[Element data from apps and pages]
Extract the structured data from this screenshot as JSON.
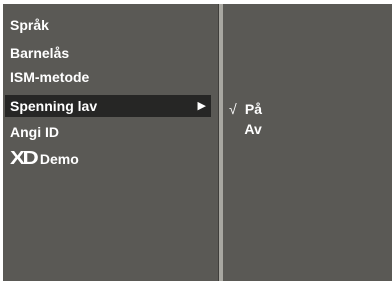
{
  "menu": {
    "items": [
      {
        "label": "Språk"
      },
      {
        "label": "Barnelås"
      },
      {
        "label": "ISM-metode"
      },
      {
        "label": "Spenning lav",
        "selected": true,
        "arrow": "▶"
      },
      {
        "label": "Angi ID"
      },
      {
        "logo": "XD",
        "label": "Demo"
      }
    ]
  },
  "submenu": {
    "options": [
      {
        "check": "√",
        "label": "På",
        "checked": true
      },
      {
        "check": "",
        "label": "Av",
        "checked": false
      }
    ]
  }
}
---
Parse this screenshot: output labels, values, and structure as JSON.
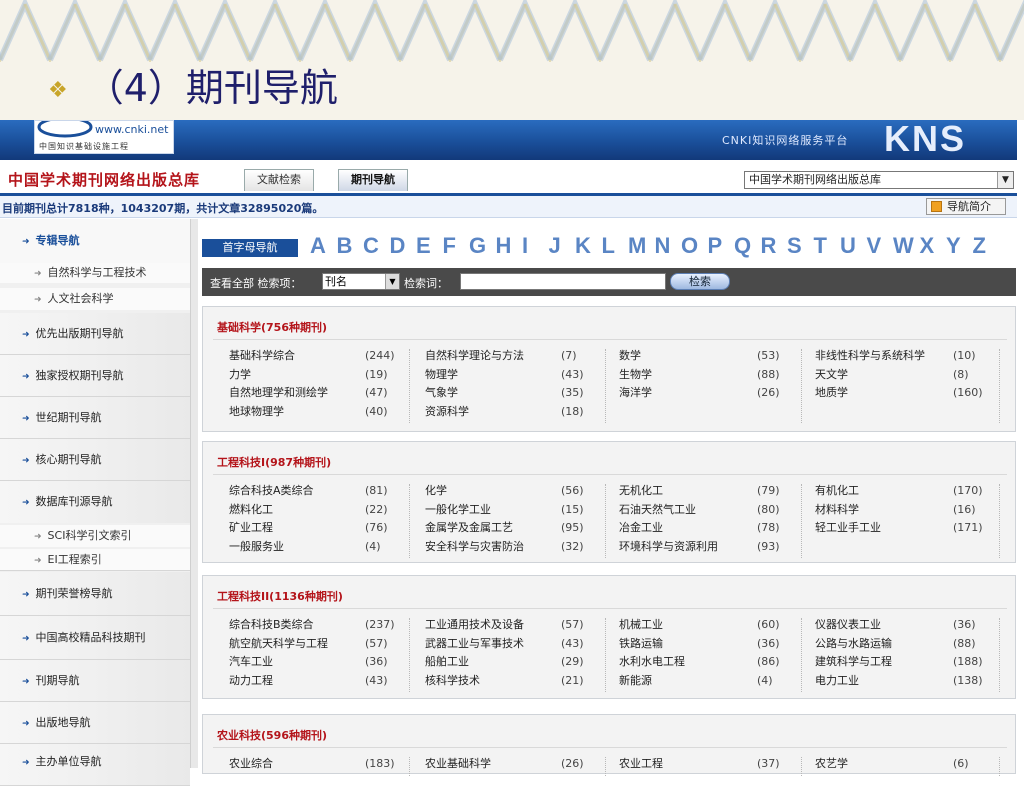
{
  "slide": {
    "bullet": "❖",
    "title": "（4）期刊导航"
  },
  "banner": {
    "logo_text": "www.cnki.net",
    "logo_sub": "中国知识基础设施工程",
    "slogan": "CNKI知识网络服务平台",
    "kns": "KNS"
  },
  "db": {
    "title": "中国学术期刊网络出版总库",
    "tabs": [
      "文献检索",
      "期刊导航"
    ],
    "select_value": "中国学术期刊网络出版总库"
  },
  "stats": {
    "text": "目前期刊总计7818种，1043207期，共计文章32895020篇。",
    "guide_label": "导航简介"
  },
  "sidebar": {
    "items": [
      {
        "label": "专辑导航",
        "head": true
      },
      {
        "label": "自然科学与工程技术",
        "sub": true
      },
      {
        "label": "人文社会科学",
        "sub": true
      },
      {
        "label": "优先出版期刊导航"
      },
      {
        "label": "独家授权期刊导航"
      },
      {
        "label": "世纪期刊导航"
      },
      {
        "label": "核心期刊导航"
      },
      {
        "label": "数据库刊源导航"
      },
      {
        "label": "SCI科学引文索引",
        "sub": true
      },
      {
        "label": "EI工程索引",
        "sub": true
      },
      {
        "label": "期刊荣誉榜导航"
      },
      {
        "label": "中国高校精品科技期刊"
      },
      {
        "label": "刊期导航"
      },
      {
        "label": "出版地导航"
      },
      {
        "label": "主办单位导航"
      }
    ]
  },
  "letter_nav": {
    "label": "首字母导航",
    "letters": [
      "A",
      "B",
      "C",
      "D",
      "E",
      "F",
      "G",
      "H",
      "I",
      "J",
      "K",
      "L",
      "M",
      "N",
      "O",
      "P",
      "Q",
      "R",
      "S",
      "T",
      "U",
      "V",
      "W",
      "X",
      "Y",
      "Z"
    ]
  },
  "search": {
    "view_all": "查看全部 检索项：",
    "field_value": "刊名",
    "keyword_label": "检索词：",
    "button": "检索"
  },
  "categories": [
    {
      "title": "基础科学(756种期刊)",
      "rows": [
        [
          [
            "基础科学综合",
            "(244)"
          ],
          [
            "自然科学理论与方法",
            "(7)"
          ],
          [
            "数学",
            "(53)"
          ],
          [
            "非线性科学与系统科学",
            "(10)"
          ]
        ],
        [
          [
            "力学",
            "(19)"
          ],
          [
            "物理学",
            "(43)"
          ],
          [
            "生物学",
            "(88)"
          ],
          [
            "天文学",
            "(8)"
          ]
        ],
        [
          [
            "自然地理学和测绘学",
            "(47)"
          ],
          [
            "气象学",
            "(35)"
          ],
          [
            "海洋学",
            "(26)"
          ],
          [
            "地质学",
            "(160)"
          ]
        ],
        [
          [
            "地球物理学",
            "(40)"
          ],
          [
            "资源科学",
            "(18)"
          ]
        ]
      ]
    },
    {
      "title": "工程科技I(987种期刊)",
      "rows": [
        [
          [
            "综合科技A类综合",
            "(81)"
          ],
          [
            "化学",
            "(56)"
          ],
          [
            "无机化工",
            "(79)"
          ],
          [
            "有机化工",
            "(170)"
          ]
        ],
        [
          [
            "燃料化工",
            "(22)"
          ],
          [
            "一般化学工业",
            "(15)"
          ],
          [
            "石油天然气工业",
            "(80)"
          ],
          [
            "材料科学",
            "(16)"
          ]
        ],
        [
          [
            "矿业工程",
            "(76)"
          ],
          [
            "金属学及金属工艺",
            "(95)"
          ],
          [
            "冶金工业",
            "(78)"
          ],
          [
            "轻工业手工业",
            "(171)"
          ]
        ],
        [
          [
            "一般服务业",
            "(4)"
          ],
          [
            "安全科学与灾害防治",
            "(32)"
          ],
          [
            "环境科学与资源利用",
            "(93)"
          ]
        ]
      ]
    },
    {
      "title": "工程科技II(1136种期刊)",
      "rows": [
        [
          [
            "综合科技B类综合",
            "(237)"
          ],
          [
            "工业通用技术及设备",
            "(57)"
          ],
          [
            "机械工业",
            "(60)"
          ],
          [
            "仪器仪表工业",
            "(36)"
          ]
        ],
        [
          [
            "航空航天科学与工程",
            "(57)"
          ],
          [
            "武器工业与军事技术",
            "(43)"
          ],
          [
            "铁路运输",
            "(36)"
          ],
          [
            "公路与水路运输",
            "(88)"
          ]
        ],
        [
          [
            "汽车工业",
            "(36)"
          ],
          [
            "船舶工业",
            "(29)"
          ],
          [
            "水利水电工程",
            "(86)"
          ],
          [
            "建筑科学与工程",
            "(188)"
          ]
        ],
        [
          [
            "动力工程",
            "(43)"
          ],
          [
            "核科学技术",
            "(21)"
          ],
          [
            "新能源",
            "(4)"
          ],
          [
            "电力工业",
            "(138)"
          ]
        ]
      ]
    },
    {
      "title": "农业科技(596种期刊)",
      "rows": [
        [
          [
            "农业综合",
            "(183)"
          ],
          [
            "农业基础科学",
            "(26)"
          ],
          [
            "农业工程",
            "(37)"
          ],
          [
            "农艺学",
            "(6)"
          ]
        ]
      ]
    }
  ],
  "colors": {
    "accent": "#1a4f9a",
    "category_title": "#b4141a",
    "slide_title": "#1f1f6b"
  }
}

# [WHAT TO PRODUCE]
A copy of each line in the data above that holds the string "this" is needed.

# [REPLY TO THE EXERCISE]
Extract the structured data from this screenshot as JSON.
Parse this screenshot: output labels, values, and structure as JSON.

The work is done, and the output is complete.